ANNAPOLIS, MD – The Maryland Commission on African American History and Culture (MCAAHC) announces $1 million in available funds for African American preservation projects throughout the state of Maryland. The goal of the African American Heritage Preservation Program (AAHPP) is to identify and preserve buildings, communities, and sites of historical and cultural importance to the African American experience in Maryland. This year, the competitive annual program is celebrating its 10th anniversary. Since its inception, it has distributed nearly $10,000,000 to 115 preservation projects throughout Maryland (see map below). AAHPP is supported through an annual appropriation from the Maryland General Assembly and is administered as a joint partnership of the MCAAHC and the Maryland Historical Trust (MHT).
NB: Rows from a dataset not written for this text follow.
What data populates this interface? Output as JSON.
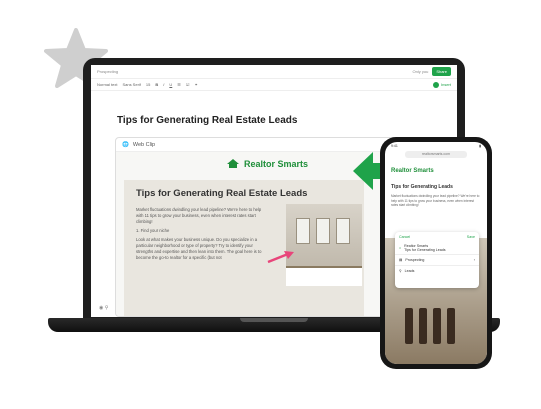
{
  "editor": {
    "notebook": "Prospecting",
    "sync": "Only you",
    "share": "Share",
    "font_style": "Normal text",
    "font": "Sans Serif",
    "font_size": "15",
    "insert": "Insert"
  },
  "note": {
    "title": "Tips for Generating Real Estate Leads",
    "clip_label": "Web Clip"
  },
  "article": {
    "brand": "Realtor Smarts",
    "title": "Tips for Generating Real Estate Leads",
    "p1": "Market fluctuations dwindling your lead pipeline? We're here to help with 11 tips to grow your business, even when interest rates start climbing!",
    "p2": "1. Find your niche",
    "p3": "Look at what makes your business unique. Do you specialize in a particular neighborhood or type of property? Try to identify your strengths and expertise and then lean into them. The goal here is to become the go-to realtor for a specific (but not"
  },
  "phone": {
    "time": "9:41",
    "url": "realtorsmarts.com",
    "brand": "Realtor Smarts",
    "tips": "Tips for Generating Leads",
    "text": "Market fluctuations dwindling your lead pipeline? We're here to help with 11 tips to grow your business, even when interest rates start climbing!",
    "sheet": {
      "cancel": "Cancel",
      "save": "Save",
      "site": "Realtor Smarts",
      "page": "Tips for Generating Leads",
      "notebook": "Prospecting",
      "tag": "Leads"
    }
  },
  "colors": {
    "accent": "#1fa34a",
    "brand": "#1f8f3a",
    "arrow": "#e8457a"
  }
}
“The Commission’s primary function is to protect and preserve Black history in Maryland,” said Chanel Compton, MCAAHC Executive Director. “I am pleased that the State of Maryland has committed nearly $10 million in funding over the last 10 years to support 115 projects around the state. This ensures that future generations experience and learn from such valuable resources.”

MHT Map of Preservation Projects

Grant awards range from a minimum of $10,000 to a maximum of $100,000. Eligible applicants include non-profit organizations and local jurisdictions. Business entities and individuals may also apply for program grants when seeking funds for a preservation or development project that serves a high public purpose. Eligible projects include acquisition, construction, capital improvement, and certain predevelopment costs for African American heritage properties. Program guidelines and grant applications may be obtained from the Maryland Historical TrustThe deadline is 11:59 pm on Wednesday, July 1, 2020.

“The preservation of Maryland’s historic black landmarks is a vital service provided by the Commission,” said Rev. Dr. Tamara England Wilson, MCAAHC Chair. “I am proud to say that we are connecting Marylanders to the resources they need to protect and preserve Maryland’s rich African American history and culture.” 

David M. Higgins II, Publisher/Editor

David M. Higgins was born in Baltimore and grew up in Southern Maryland. He has had a passion for journalism since high school. After spending many years in the Hospitality Industry he began working in...